▸ **Assignment**: The records below are to be returned word for word, with pictures left out.

▸ **Data for processing**:
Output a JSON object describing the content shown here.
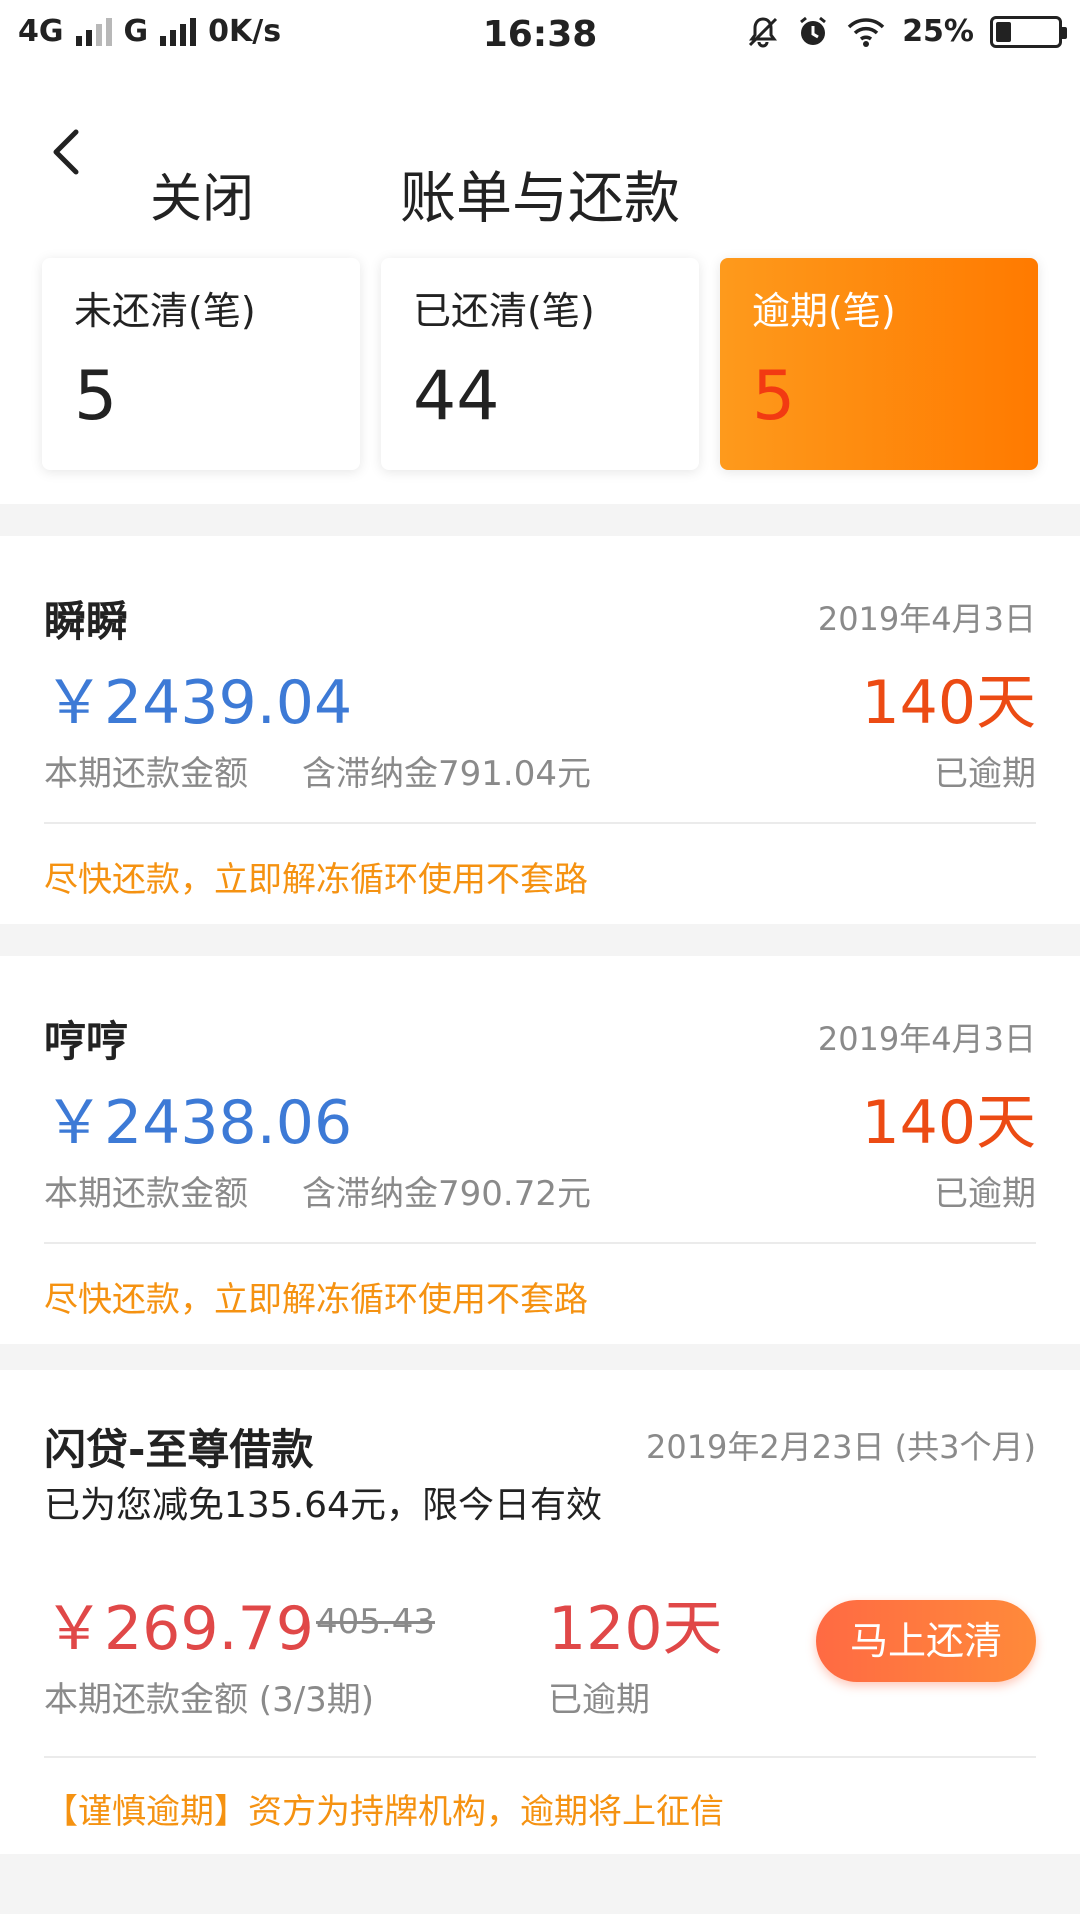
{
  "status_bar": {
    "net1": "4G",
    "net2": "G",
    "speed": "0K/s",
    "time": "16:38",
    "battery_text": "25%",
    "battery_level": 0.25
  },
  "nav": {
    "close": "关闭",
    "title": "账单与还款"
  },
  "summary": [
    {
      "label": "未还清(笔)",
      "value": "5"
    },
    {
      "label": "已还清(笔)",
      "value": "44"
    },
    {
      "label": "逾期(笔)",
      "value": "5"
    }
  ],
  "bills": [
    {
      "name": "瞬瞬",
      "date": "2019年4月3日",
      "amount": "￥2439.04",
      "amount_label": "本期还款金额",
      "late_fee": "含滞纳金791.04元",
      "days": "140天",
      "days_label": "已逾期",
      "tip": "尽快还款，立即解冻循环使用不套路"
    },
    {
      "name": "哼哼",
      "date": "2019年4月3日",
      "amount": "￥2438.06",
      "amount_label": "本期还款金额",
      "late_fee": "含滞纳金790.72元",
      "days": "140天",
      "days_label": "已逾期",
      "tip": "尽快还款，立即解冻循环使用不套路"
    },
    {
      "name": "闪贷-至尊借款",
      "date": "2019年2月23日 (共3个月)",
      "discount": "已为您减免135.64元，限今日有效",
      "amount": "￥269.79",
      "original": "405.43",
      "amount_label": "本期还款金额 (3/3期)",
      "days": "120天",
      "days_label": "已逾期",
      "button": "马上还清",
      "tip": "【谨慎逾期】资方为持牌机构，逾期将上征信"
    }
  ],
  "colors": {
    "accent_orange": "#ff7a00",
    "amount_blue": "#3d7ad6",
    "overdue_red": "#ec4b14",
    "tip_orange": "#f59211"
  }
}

▸ **Response**:
Output a JSON object describing the content shown here.
{
  "status_bar": {
    "net1": "4G",
    "net2": "G",
    "speed": "0K/s",
    "time": "16:38",
    "battery_text": "25%",
    "battery_level": 0.25
  },
  "nav": {
    "close": "关闭",
    "title": "账单与还款"
  },
  "summary": [
    {
      "label": "未还清(笔)",
      "value": "5"
    },
    {
      "label": "已还清(笔)",
      "value": "44"
    },
    {
      "label": "逾期(笔)",
      "value": "5"
    }
  ],
  "bills": [
    {
      "name": "瞬瞬",
      "date": "2019年4月3日",
      "amount": "￥2439.04",
      "amount_label": "本期还款金额",
      "late_fee": "含滞纳金791.04元",
      "days": "140天",
      "days_label": "已逾期",
      "tip": "尽快还款，立即解冻循环使用不套路"
    },
    {
      "name": "哼哼",
      "date": "2019年4月3日",
      "amount": "￥2438.06",
      "amount_label": "本期还款金额",
      "late_fee": "含滞纳金790.72元",
      "days": "140天",
      "days_label": "已逾期",
      "tip": "尽快还款，立即解冻循环使用不套路"
    },
    {
      "name": "闪贷-至尊借款",
      "date": "2019年2月23日 (共3个月)",
      "discount": "已为您减免135.64元，限今日有效",
      "amount": "￥269.79",
      "original": "405.43",
      "amount_label": "本期还款金额 (3/3期)",
      "days": "120天",
      "days_label": "已逾期",
      "button": "马上还清",
      "tip": "【谨慎逾期】资方为持牌机构，逾期将上征信"
    }
  ],
  "colors": {
    "accent_orange": "#ff7a00",
    "amount_blue": "#3d7ad6",
    "overdue_red": "#ec4b14",
    "tip_orange": "#f59211"
  }
}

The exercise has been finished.